TASK TO CARRY OUT:
Leaving out every image, restate all the records word for word.

SOURCE INFORMATION:
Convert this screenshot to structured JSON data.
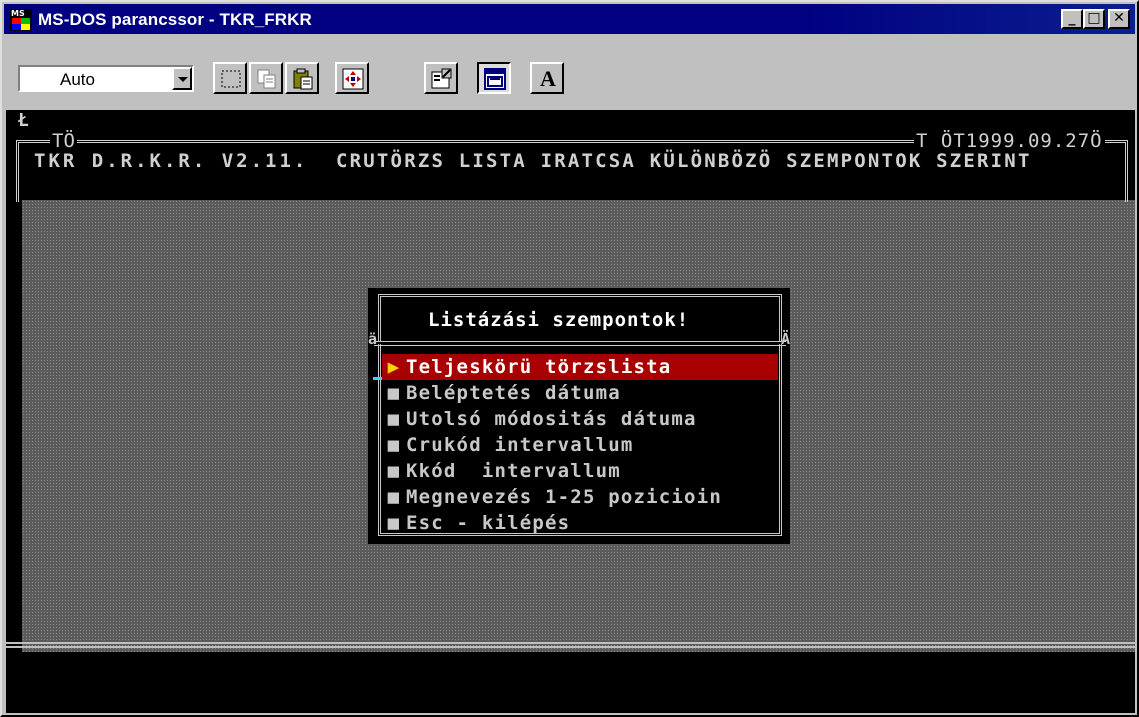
{
  "window": {
    "title": "MS-DOS parancssor - TKR_FRKR",
    "icon": "ms-dos-icon",
    "controls": [
      "minimize-icon",
      "maximize-icon",
      "close-icon"
    ],
    "control_glyphs": {
      "minimize": "_",
      "maximize": "□",
      "close": "✕"
    },
    "icon_text": "MS"
  },
  "toolbar": {
    "font_size_value": "Auto",
    "buttons": [
      "mark-icon",
      "copy-icon",
      "paste-icon",
      "fullscreen-icon",
      "properties-icon",
      "background-icon",
      "font-icon"
    ],
    "font_button_label": "A"
  },
  "console": {
    "prompt_glyph": "Ł",
    "header_left_tab": "TÖ",
    "header_right_tab": "T ÖT1999.09.27Ö",
    "header_app": "TKR D.R.K.R. V2.11.",
    "header_subtitle": "CRUTÖRZS LISTA IRATCSA KÜLÖNBÖZÖ SZEMPONTOK SZERINT",
    "menu": {
      "title": "Listázási szempontok!",
      "sep_left": "ä",
      "sep_right": "Ä",
      "selected_bullet": "▶",
      "bullet": "■",
      "items": [
        "Teljeskörü törzslista",
        "Beléptetés dátuma",
        "Utolsó módositás dátuma",
        "Crukód intervallum",
        "Kkód  intervallum",
        "Megnevezés 1-25 pozicioin",
        "Esc - kilépés"
      ]
    }
  },
  "colors": {
    "titlebar": "#000080",
    "selection": "#a80000",
    "text": "#c8c8c8"
  }
}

ANSWER TO THIS TASK:
Convert this screenshot to structured JSON data.
{
  "window": {
    "title": "MS-DOS parancssor - TKR_FRKR",
    "icon": "ms-dos-icon",
    "controls": [
      "minimize-icon",
      "maximize-icon",
      "close-icon"
    ],
    "control_glyphs": {
      "minimize": "_",
      "maximize": "□",
      "close": "✕"
    },
    "icon_text": "MS"
  },
  "toolbar": {
    "font_size_value": "Auto",
    "buttons": [
      "mark-icon",
      "copy-icon",
      "paste-icon",
      "fullscreen-icon",
      "properties-icon",
      "background-icon",
      "font-icon"
    ],
    "font_button_label": "A"
  },
  "console": {
    "prompt_glyph": "Ł",
    "header_left_tab": "TÖ",
    "header_right_tab": "T ÖT1999.09.27Ö",
    "header_app": "TKR D.R.K.R. V2.11.",
    "header_subtitle": "CRUTÖRZS LISTA IRATCSA KÜLÖNBÖZÖ SZEMPONTOK SZERINT",
    "menu": {
      "title": "Listázási szempontok!",
      "sep_left": "ä",
      "sep_right": "Ä",
      "selected_bullet": "▶",
      "bullet": "■",
      "items": [
        "Teljeskörü törzslista",
        "Beléptetés dátuma",
        "Utolsó módositás dátuma",
        "Crukód intervallum",
        "Kkód  intervallum",
        "Megnevezés 1-25 pozicioin",
        "Esc - kilépés"
      ]
    }
  },
  "colors": {
    "titlebar": "#000080",
    "selection": "#a80000",
    "text": "#c8c8c8"
  }
}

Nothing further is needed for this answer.